§ **TO DO**: Count only the lines of the records that hold "Move", then give the number without any other words.

§ **THE INPUT**:

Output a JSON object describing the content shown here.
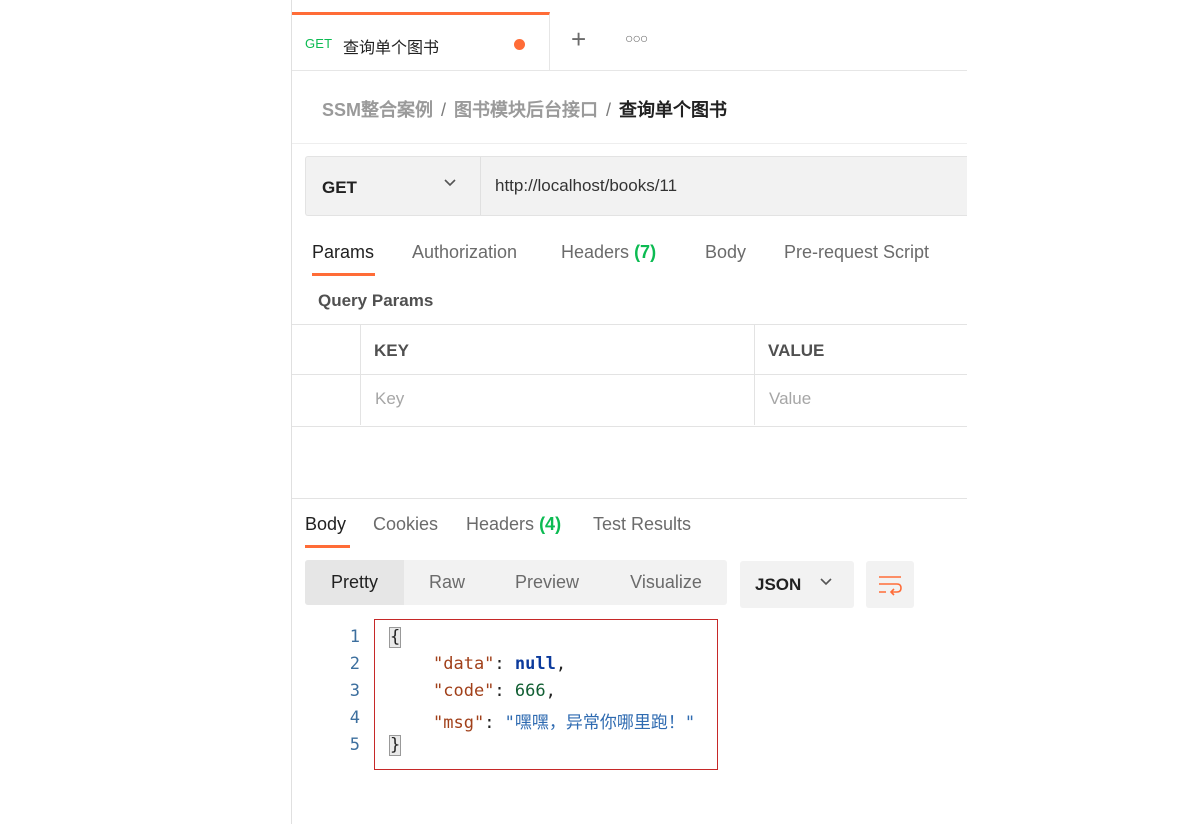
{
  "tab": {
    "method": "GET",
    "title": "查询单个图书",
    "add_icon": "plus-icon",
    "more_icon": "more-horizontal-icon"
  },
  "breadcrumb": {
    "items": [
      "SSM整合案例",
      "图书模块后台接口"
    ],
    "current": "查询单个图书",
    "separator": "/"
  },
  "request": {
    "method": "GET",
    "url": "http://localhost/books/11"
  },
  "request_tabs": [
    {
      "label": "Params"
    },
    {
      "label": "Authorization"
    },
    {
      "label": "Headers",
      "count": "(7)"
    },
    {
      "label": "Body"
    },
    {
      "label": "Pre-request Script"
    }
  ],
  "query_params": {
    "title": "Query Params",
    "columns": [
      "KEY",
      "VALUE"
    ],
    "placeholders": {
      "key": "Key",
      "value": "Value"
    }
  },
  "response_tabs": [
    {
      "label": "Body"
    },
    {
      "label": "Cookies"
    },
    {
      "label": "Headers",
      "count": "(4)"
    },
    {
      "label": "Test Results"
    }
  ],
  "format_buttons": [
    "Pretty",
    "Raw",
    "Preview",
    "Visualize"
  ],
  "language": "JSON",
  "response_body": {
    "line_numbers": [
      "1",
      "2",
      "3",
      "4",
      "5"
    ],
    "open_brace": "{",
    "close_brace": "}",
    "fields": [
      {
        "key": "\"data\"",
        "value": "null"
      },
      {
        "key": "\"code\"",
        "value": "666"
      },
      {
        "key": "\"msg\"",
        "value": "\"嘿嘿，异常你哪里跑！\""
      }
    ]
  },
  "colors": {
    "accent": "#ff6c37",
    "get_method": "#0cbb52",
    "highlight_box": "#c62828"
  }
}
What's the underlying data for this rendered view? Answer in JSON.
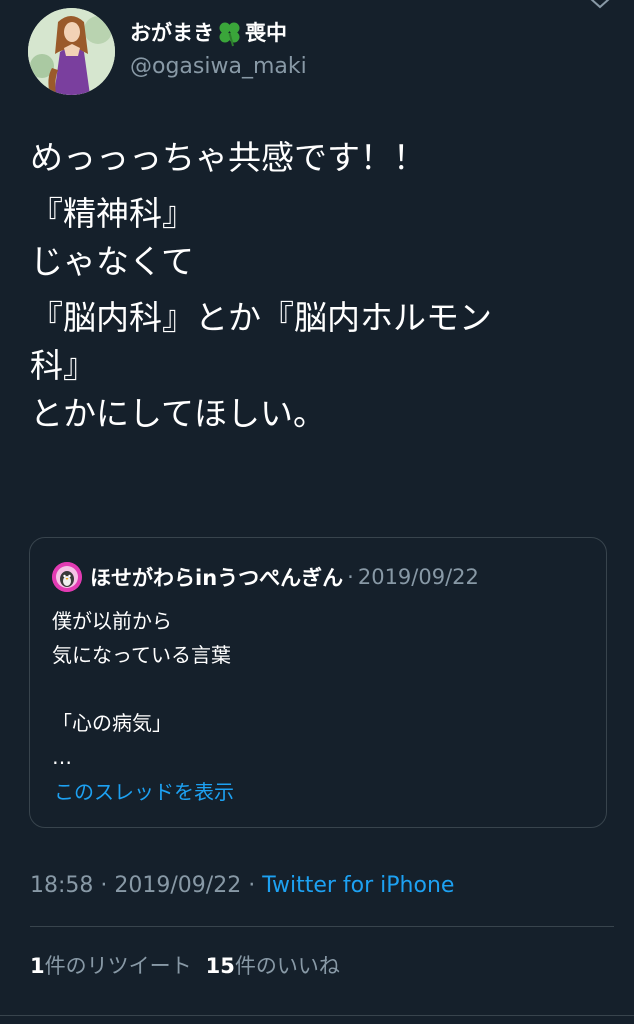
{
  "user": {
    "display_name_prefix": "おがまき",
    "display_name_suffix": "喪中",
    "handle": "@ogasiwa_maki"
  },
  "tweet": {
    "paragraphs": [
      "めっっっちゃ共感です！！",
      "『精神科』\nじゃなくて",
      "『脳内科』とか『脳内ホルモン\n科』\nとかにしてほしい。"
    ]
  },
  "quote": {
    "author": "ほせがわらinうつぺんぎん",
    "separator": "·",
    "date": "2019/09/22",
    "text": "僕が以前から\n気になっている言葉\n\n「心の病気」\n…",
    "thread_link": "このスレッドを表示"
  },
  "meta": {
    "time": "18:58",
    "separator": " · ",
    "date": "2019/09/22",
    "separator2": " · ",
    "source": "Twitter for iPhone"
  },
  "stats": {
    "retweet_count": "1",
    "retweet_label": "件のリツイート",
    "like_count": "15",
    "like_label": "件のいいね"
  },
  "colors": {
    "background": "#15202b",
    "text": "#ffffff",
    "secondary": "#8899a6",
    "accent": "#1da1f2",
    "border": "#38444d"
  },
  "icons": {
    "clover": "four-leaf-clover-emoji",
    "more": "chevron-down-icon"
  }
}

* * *

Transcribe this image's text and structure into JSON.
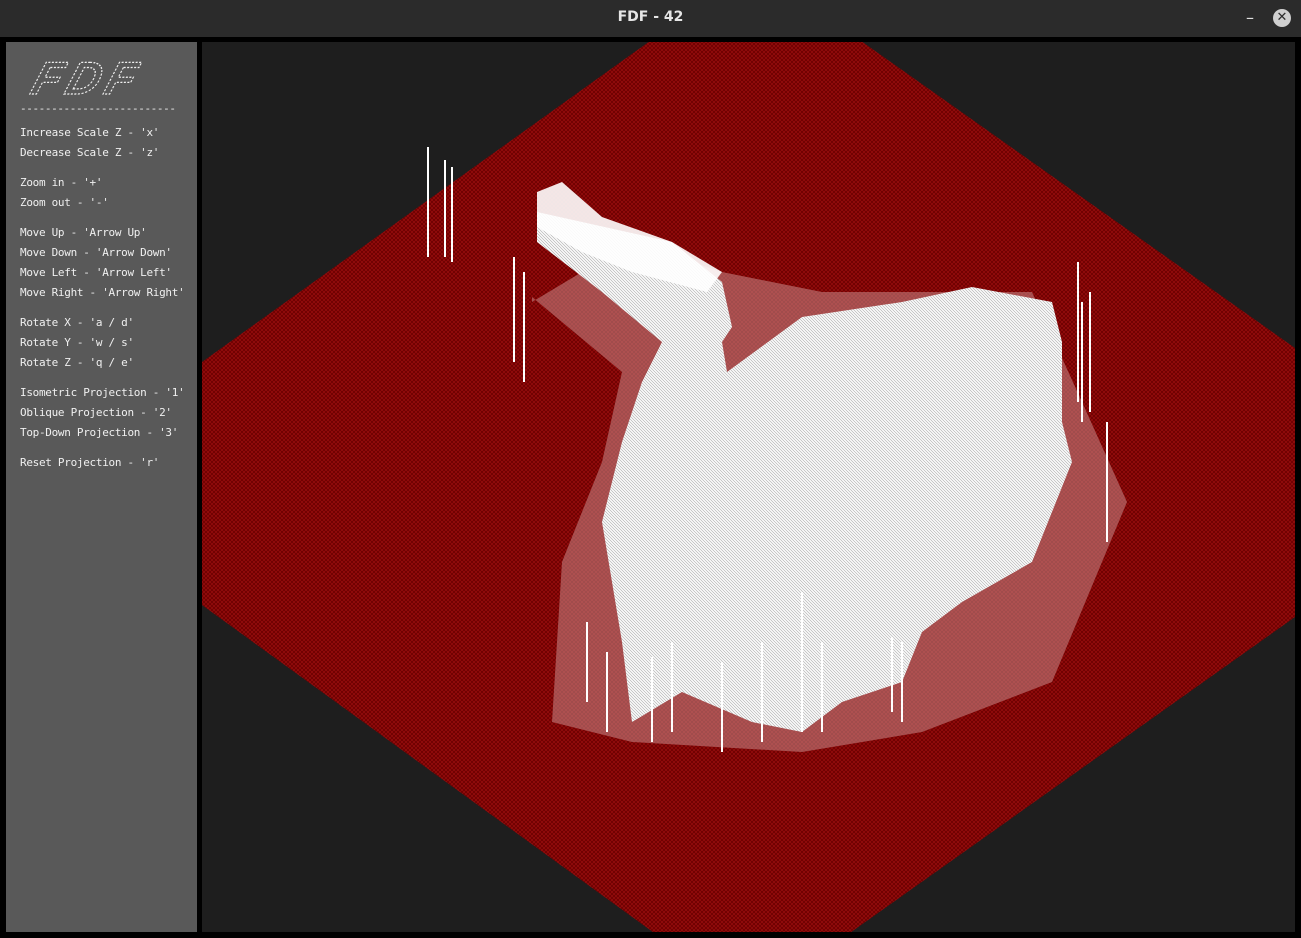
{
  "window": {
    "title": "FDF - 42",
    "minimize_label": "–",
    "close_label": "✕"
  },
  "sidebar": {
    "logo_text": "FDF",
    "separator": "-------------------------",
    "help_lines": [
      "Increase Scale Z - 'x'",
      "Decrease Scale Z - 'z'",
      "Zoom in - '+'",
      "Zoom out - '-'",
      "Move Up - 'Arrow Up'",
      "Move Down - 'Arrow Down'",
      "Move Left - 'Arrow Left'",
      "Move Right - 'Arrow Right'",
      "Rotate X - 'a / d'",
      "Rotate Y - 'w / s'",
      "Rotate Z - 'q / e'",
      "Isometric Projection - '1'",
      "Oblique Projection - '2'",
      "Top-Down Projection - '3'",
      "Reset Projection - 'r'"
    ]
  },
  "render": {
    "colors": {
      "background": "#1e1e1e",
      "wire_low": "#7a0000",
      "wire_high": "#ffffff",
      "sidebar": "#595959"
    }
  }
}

§ **RESPONSE AREA**: 4